I shot this video of Glenn hooking up to a tailing bone fish in super skinny water. The fish eventually came off but could not move as he was stranded. It was so shallow his body was two thirds out of the water. I actually thought it was a rock sticking out of the water when I first saw it. Glenn eventually walked over and the fish spooked and swims off in inches of water.
It is one of those stories that if I didn’t have the video to prove it no one would believe me.
This is our first installment of new series of “Chow Low Down”. I hope you guys enjoy it.
Chow Low Down at 717 South Tampa, Florida
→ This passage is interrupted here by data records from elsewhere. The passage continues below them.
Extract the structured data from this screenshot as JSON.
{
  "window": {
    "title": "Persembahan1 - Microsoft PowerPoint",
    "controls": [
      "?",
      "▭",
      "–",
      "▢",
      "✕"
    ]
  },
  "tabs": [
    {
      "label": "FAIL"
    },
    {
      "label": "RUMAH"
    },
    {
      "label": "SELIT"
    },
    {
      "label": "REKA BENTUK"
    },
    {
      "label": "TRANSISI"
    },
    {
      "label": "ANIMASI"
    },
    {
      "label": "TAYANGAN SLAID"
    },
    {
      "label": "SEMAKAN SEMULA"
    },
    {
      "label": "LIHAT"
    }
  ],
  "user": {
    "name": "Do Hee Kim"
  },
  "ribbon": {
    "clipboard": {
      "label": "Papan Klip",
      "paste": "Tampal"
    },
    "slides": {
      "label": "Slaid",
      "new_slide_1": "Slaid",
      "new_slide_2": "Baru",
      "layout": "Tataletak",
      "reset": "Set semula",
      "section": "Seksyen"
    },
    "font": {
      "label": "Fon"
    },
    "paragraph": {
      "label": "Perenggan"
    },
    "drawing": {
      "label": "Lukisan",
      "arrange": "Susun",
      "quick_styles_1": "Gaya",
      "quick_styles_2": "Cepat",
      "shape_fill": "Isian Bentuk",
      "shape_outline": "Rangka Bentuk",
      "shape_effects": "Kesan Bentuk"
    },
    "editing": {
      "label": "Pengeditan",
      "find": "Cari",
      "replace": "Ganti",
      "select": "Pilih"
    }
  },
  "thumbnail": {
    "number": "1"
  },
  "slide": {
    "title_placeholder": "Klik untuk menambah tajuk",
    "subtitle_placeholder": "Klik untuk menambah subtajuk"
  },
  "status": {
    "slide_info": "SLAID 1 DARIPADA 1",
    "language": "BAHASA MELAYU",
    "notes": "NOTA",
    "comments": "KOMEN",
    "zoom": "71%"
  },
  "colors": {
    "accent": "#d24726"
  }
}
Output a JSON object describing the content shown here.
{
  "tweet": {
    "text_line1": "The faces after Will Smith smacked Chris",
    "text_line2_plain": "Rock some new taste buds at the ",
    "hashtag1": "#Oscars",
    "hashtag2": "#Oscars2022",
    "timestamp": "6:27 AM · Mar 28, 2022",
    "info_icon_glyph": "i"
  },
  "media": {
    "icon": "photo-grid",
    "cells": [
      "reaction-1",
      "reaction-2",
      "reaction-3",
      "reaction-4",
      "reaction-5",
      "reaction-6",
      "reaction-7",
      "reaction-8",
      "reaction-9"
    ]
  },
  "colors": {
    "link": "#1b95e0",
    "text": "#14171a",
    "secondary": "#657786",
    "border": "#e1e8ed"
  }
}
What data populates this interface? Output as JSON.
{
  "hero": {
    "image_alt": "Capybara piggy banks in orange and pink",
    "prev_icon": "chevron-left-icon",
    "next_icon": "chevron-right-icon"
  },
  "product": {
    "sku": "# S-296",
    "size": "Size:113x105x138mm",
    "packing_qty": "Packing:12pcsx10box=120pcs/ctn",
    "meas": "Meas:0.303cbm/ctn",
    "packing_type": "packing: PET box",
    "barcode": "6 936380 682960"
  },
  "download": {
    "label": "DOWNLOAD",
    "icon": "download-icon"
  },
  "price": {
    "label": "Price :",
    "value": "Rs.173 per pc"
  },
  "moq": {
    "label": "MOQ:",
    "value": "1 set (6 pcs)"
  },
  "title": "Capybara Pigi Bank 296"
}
Wednesday brought the 3F Adventures crew ( this time tolerating me) to 717 South Howard Ave. in the SoHo district in South Tampa a long time destination for foodies of the area.
Chef Robert Masson was going to be preparing for us a seafood meal that I did not want to miss. “Chef” has been awarded numerous awards in his 9 years at 717 South and is one to think quickly on his feet. His credo is “Keep it Simple” (for a simpleton like me…well that is just fine) though “Chefs” simple is viewed through a Italian Asian fusion. An interesting twist to an interesting man, an avid fisherman and adventurer (just rolled his Jeep 4-wheelin’ that previous week).
My previous visits have included most recently the chicken picatta (served with mashed potatoes of all things – and it was good!).
The Seafood bisque (a favorite of the frequent there)was prepared and was very good. Not your traditional bisque ( a somewhat secret spice is used and once you learn what it is, you’ll go “oh yeah, that was it!” )however it was warm and creamy full of the delicate fruit of the sea.
The main course was what the crew was drooling over pistachio crusted Black Grouper ( Chilean Sea Bass is also used for this dish depending of the availability of freshness and quality) with a white wine/lobster sauce,with Portobello mushrooms and shrimp. The lightly toasted pistachios complimented well the sweet delicate, flakey fresh grouper and conversely it contrasted it in texture. The simple yet flavorful sauce brought out the true beauty of the dish. The shrimp were not tough and dry but rather just firm and tender, and sweet. We all could have eaten more of that speaking to the appreciating of the dish and not to the portion which was ample. The sides were perfectly cooked (not floppy, but with just a bit of crunch) asparagus spears and fluffy white rice that just oooozzzzzed goodness when loaded on the fork with the fish and the sauce.
Finally, with Thanksgiving just around the corner, “Chef” brought to us his now famous in our eyes “Punkin’ Cheese Cake”. Staying true to form and keeping it simple, he only used 7 ingredients if you don’t count the simple graham cracker crust.
It was both Elegant and at the same time homey, served with a dollop of whipped cream with a mint garnish. My opinion of it? Well lets just say that I plan on making that for my loved ones this Thanksgiving (although, I know mine will not be as good as “Chef’s”).
For most dinner entrees you are looking at less than $20 so the outlay to reward ratio is heavily tilted to your favor. At lunch there is a 1/2 Chef’s Daily Sandwich Special & Cup of Cupboard Soup or 717 Salad 8.95.
When ever you are in the South Tampa area or if you would like to make this a dining destination (they do accept reservations but have a well apportioned bar if you would like to “enjoy a short wait). They also have special nights with Tampa Bay area Celeb Bartenders (such as Joe Madden and various artists, musicians and other sports figures) on a regular basis for giving back to the community.
I highly recommend you go. Say “Howdy” to “Chef” and tell ‘em we sent ya!